→ **Task instructions**:
Below are records to reproduce in full; copy them exactly but keep the pictures out.

→ **Data under study**:
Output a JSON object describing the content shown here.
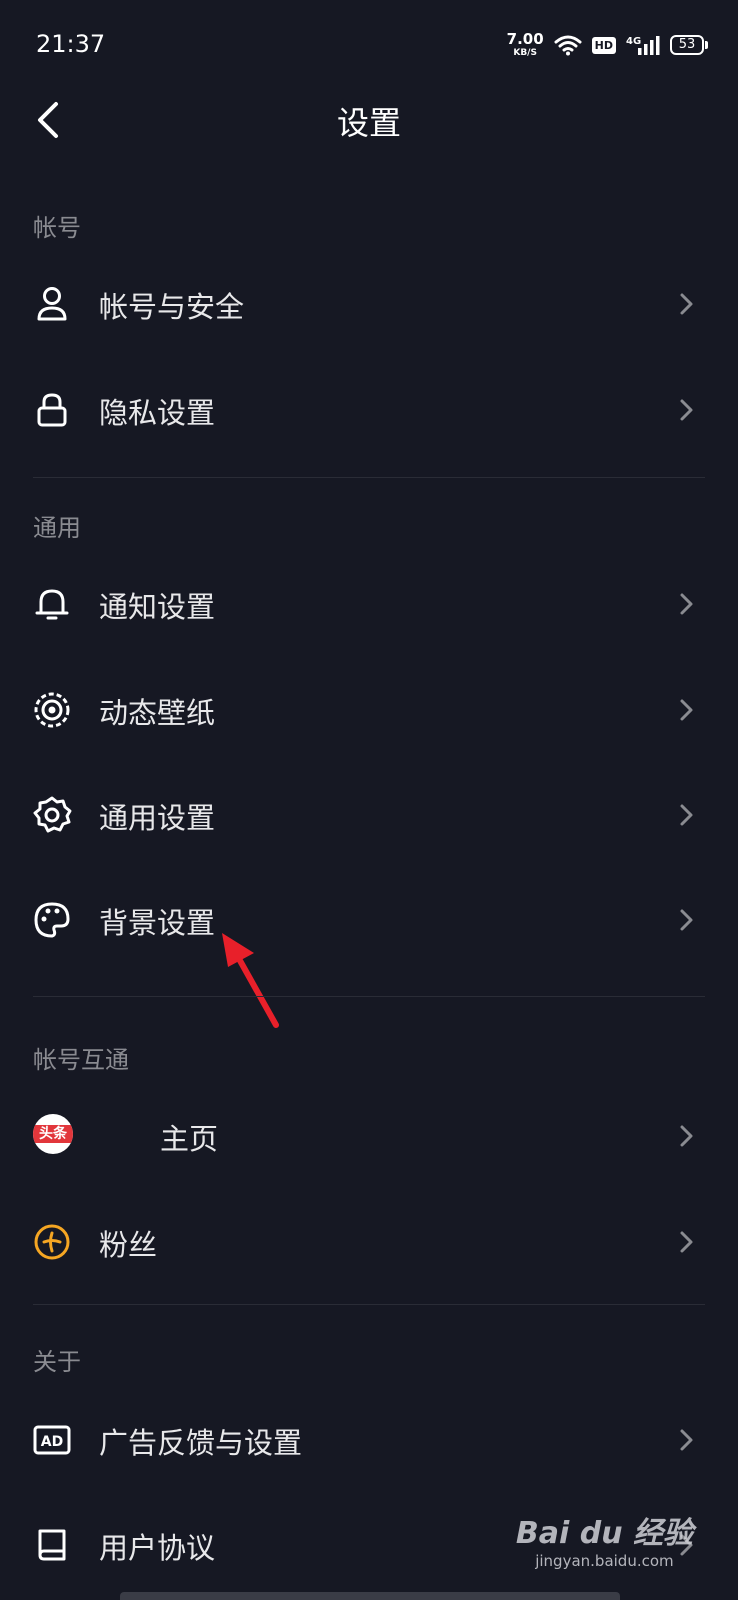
{
  "status_bar": {
    "time": "21:37",
    "speed_value": "7.00",
    "speed_unit": "KB/S",
    "hd": "HD",
    "network": "4G",
    "battery": "53"
  },
  "header": {
    "title": "设置"
  },
  "sections": {
    "account": {
      "title": "帐号",
      "items": [
        {
          "label": "帐号与安全",
          "icon": "user-icon"
        },
        {
          "label": "隐私设置",
          "icon": "lock-icon"
        }
      ]
    },
    "general": {
      "title": "通用",
      "items": [
        {
          "label": "通知设置",
          "icon": "bell-icon"
        },
        {
          "label": "动态壁纸",
          "icon": "wallpaper-icon"
        },
        {
          "label": "通用设置",
          "icon": "gear-icon"
        },
        {
          "label": "背景设置",
          "icon": "palette-icon"
        }
      ]
    },
    "linked": {
      "title": "帐号互通",
      "items": [
        {
          "label": "主页",
          "icon": "toutiao-icon",
          "badge": "头条"
        },
        {
          "label": "粉丝",
          "icon": "fans-icon"
        }
      ]
    },
    "about": {
      "title": "关于",
      "items": [
        {
          "label": "广告反馈与设置",
          "icon": "ad-icon",
          "badge": "AD"
        },
        {
          "label": "用户协议",
          "icon": "book-icon"
        }
      ]
    }
  },
  "watermark": {
    "logo": "Bai du 经验",
    "url": "jingyan.baidu.com"
  },
  "colors": {
    "background": "#161823",
    "annotation_arrow": "#e8202a",
    "fans_icon": "#f5a623"
  }
}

→ **Exercise output**:
Output a JSON object describing the content shown here.
{
  "status_bar": {
    "time": "21:37",
    "speed_value": "7.00",
    "speed_unit": "KB/S",
    "hd": "HD",
    "network": "4G",
    "battery": "53"
  },
  "header": {
    "title": "设置"
  },
  "sections": {
    "account": {
      "title": "帐号",
      "items": [
        {
          "label": "帐号与安全",
          "icon": "user-icon"
        },
        {
          "label": "隐私设置",
          "icon": "lock-icon"
        }
      ]
    },
    "general": {
      "title": "通用",
      "items": [
        {
          "label": "通知设置",
          "icon": "bell-icon"
        },
        {
          "label": "动态壁纸",
          "icon": "wallpaper-icon"
        },
        {
          "label": "通用设置",
          "icon": "gear-icon"
        },
        {
          "label": "背景设置",
          "icon": "palette-icon"
        }
      ]
    },
    "linked": {
      "title": "帐号互通",
      "items": [
        {
          "label": "主页",
          "icon": "toutiao-icon",
          "badge": "头条"
        },
        {
          "label": "粉丝",
          "icon": "fans-icon"
        }
      ]
    },
    "about": {
      "title": "关于",
      "items": [
        {
          "label": "广告反馈与设置",
          "icon": "ad-icon",
          "badge": "AD"
        },
        {
          "label": "用户协议",
          "icon": "book-icon"
        }
      ]
    }
  },
  "watermark": {
    "logo": "Bai du 经验",
    "url": "jingyan.baidu.com"
  },
  "colors": {
    "background": "#161823",
    "annotation_arrow": "#e8202a",
    "fans_icon": "#f5a623"
  }
}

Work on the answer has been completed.